## Material for the task
========================================

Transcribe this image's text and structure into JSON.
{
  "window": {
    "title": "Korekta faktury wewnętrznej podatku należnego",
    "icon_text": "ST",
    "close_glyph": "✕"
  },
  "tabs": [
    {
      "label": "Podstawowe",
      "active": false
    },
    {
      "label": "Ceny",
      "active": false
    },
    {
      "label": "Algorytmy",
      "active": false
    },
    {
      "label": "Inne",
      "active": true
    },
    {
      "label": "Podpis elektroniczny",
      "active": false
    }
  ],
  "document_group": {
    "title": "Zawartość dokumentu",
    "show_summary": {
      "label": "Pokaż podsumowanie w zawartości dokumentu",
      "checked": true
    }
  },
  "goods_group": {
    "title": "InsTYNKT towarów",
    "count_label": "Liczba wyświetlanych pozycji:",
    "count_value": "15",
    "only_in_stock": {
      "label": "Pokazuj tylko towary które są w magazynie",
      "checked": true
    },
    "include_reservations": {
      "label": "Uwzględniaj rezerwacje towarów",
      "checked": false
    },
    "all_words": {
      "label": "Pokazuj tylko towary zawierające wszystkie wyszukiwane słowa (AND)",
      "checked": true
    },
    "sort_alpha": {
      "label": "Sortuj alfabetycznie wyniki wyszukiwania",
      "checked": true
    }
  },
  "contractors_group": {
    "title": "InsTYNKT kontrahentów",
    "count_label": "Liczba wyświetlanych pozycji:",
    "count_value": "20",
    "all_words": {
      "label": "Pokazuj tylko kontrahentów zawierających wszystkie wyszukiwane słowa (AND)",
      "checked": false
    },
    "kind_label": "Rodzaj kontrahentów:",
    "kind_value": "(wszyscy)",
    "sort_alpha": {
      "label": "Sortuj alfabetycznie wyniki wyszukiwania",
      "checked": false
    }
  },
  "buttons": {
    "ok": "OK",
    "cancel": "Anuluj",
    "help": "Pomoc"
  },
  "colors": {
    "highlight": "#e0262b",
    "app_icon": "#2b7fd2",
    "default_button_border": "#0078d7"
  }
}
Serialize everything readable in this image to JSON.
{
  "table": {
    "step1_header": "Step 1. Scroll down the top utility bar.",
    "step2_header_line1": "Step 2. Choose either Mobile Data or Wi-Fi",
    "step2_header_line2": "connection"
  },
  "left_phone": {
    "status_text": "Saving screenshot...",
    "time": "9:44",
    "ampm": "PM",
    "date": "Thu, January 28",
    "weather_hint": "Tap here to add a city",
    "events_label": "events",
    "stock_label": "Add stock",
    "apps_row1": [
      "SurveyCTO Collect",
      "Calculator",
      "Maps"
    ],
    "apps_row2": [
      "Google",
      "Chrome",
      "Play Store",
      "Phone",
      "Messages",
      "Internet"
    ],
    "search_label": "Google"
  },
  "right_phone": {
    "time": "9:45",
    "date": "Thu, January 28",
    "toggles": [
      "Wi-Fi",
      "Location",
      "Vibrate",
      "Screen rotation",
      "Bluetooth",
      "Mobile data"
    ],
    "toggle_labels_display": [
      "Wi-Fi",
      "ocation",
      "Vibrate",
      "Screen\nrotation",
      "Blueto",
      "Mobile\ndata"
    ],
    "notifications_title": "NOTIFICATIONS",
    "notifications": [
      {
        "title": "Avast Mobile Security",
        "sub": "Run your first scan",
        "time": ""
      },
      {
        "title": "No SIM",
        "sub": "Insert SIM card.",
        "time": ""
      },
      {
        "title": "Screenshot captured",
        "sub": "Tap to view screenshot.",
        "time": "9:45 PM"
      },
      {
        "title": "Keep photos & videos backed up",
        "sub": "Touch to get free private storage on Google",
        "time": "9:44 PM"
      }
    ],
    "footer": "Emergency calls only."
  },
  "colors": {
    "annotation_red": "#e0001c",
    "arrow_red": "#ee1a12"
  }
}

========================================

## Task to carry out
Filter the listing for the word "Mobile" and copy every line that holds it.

## Response for this exercise
    "step2_header_line1": "Step 2. Choose either Mobile Data or Wi-Fi",
      "Mobile data"
      "Mobile\ndata"
        "title": "Avast Mobile Security",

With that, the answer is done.